• Provided material:

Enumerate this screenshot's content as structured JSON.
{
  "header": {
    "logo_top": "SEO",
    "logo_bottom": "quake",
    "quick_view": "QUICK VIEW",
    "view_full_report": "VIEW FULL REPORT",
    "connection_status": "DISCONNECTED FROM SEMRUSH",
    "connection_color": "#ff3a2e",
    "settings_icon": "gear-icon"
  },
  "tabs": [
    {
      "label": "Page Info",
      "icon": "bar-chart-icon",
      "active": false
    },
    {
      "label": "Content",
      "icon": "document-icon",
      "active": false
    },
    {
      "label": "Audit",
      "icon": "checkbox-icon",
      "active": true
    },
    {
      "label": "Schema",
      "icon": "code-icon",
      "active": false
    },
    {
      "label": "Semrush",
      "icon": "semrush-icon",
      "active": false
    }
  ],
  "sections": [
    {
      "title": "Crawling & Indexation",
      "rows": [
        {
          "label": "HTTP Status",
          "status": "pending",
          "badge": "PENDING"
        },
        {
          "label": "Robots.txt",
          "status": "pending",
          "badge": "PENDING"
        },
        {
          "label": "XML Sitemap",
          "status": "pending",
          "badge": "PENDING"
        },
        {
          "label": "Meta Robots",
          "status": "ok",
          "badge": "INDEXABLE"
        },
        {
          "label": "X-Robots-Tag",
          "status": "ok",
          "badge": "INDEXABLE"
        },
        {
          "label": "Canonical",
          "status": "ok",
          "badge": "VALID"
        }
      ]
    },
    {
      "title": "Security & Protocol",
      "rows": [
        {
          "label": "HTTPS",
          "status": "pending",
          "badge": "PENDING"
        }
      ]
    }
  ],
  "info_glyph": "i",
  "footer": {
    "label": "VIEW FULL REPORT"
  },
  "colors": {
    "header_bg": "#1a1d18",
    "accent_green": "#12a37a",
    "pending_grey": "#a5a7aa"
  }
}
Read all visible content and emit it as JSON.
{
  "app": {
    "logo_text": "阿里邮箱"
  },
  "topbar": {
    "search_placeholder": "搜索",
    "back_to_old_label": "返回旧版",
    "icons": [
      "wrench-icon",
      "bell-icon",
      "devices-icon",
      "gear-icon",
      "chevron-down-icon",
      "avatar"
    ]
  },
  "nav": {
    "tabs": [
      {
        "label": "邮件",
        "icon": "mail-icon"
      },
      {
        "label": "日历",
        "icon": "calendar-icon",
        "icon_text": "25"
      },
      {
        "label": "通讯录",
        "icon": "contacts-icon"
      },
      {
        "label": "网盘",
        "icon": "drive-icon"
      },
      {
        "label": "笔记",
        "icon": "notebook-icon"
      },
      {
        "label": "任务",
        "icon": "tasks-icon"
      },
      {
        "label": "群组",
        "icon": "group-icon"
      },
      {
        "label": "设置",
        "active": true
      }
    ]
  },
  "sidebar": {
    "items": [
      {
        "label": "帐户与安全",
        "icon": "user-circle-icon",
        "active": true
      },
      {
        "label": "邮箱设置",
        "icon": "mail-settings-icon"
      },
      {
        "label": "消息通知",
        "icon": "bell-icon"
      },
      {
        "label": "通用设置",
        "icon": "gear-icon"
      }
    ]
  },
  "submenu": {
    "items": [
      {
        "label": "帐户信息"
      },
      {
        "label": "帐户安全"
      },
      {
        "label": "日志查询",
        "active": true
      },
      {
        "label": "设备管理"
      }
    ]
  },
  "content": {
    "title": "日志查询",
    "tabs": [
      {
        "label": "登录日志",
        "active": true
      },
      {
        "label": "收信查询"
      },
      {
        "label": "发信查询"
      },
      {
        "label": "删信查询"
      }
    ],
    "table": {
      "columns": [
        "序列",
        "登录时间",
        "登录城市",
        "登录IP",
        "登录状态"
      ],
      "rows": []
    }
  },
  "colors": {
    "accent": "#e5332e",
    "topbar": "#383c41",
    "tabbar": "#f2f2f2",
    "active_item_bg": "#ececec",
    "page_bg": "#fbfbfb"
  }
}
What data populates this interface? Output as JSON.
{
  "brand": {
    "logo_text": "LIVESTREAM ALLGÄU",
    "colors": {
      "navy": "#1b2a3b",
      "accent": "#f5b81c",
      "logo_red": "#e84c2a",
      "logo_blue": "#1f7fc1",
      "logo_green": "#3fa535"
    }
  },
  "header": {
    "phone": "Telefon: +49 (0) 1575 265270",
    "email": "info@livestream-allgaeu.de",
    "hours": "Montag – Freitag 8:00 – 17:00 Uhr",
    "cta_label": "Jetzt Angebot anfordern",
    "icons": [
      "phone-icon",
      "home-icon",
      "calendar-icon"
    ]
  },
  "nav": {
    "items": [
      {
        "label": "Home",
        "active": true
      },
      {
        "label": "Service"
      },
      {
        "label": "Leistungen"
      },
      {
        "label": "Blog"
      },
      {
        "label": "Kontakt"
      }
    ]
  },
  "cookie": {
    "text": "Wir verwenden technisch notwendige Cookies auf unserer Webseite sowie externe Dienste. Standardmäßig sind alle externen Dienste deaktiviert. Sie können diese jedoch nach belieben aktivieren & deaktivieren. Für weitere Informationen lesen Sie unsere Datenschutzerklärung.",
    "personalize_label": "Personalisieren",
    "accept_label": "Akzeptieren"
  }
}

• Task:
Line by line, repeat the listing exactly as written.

• Answer to the exercise:
Enumerate this screenshot's content as structured JSON.
{
  "header": {
    "logo_top": "SEO",
    "logo_bottom": "quake",
    "quick_view": "QUICK VIEW",
    "view_full_report": "VIEW FULL REPORT",
    "connection_status": "DISCONNECTED FROM SEMRUSH",
    "connection_color": "#ff3a2e",
    "settings_icon": "gear-icon"
  },
  "tabs": [
    {
      "label": "Page Info",
      "icon": "bar-chart-icon",
      "active": false
    },
    {
      "label": "Content",
      "icon": "document-icon",
      "active": false
    },
    {
      "label": "Audit",
      "icon": "checkbox-icon",
      "active": true
    },
    {
      "label": "Schema",
      "icon": "code-icon",
      "active": false
    },
    {
      "label": "Semrush",
      "icon": "semrush-icon",
      "active": false
    }
  ],
  "sections": [
    {
      "title": "Crawling & Indexation",
      "rows": [
        {
          "label": "HTTP Status",
          "status": "pending",
          "badge": "PENDING"
        },
        {
          "label": "Robots.txt",
          "status": "pending",
          "badge": "PENDING"
        },
        {
          "label": "XML Sitemap",
          "status": "pending",
          "badge": "PENDING"
        },
        {
          "label": "Meta Robots",
          "status": "ok",
          "badge": "INDEXABLE"
        },
        {
          "label": "X-Robots-Tag",
          "status": "ok",
          "badge": "INDEXABLE"
        },
        {
          "label": "Canonical",
          "status": "ok",
          "badge": "VALID"
        }
      ]
    },
    {
      "title": "Security & Protocol",
      "rows": [
        {
          "label": "HTTPS",
          "status": "pending",
          "badge": "PENDING"
        }
      ]
    }
  ],
  "info_glyph": "i",
  "footer": {
    "label": "VIEW FULL REPORT"
  },
  "colors": {
    "header_bg": "#1a1d18",
    "accent_green": "#12a37a",
    "pending_grey": "#a5a7aa"
  }
}
Read all visible content and emit it as JSON.
{
  "app": {
    "logo_text": "阿里邮箱"
  },
  "topbar": {
    "search_placeholder": "搜索",
    "back_to_old_label": "返回旧版",
    "icons": [
      "wrench-icon",
      "bell-icon",
      "devices-icon",
      "gear-icon",
      "chevron-down-icon",
      "avatar"
    ]
  },
  "nav": {
    "tabs": [
      {
        "label": "邮件",
        "icon": "mail-icon"
      },
      {
        "label": "日历",
        "icon": "calendar-icon",
        "icon_text": "25"
      },
      {
        "label": "通讯录",
        "icon": "contacts-icon"
      },
      {
        "label": "网盘",
        "icon": "drive-icon"
      },
      {
        "label": "笔记",
        "icon": "notebook-icon"
      },
      {
        "label": "任务",
        "icon": "tasks-icon"
      },
      {
        "label": "群组",
        "icon": "group-icon"
      },
      {
        "label": "设置",
        "active": true
      }
    ]
  },
  "sidebar": {
    "items": [
      {
        "label": "帐户与安全",
        "icon": "user-circle-icon",
        "active": true
      },
      {
        "label": "邮箱设置",
        "icon": "mail-settings-icon"
      },
      {
        "label": "消息通知",
        "icon": "bell-icon"
      },
      {
        "label": "通用设置",
        "icon": "gear-icon"
      }
    ]
  },
  "submenu": {
    "items": [
      {
        "label": "帐户信息"
      },
      {
        "label": "帐户安全"
      },
      {
        "label": "日志查询",
        "active": true
      },
      {
        "label": "设备管理"
      }
    ]
  },
  "content": {
    "title": "日志查询",
    "tabs": [
      {
        "label": "登录日志",
        "active": true
      },
      {
        "label": "收信查询"
      },
      {
        "label": "发信查询"
      },
      {
        "label": "删信查询"
      }
    ],
    "table": {
      "columns": [
        "序列",
        "登录时间",
        "登录城市",
        "登录IP",
        "登录状态"
      ],
      "rows": []
    }
  },
  "colors": {
    "accent": "#e5332e",
    "topbar": "#383c41",
    "tabbar": "#f2f2f2",
    "active_item_bg": "#ececec",
    "page_bg": "#fbfbfb"
  }
}
What data populates this interface? Output as JSON.
{
  "brand": {
    "logo_text": "LIVESTREAM ALLGÄU",
    "colors": {
      "navy": "#1b2a3b",
      "accent": "#f5b81c",
      "logo_red": "#e84c2a",
      "logo_blue": "#1f7fc1",
      "logo_green": "#3fa535"
    }
  },
  "header": {
    "phone": "Telefon: +49 (0) 1575 265270",
    "email": "info@livestream-allgaeu.de",
    "hours": "Montag – Freitag 8:00 – 17:00 Uhr",
    "cta_label": "Jetzt Angebot anfordern",
    "icons": [
      "phone-icon",
      "home-icon",
      "calendar-icon"
    ]
  },
  "nav": {
    "items": [
      {
        "label": "Home",
        "active": true
      },
      {
        "label": "Service"
      },
      {
        "label": "Leistungen"
      },
      {
        "label": "Blog"
      },
      {
        "label": "Kontakt"
      }
    ]
  },
  "cookie": {
    "text": "Wir verwenden technisch notwendige Cookies auf unserer Webseite sowie externe Dienste. Standardmäßig sind alle externen Dienste deaktiviert. Sie können diese jedoch nach belieben aktivieren & deaktivieren. Für weitere Informationen lesen Sie unsere Datenschutzerklärung.",
    "personalize_label": "Personalisieren",
    "accept_label": "Akzeptieren"
  }
}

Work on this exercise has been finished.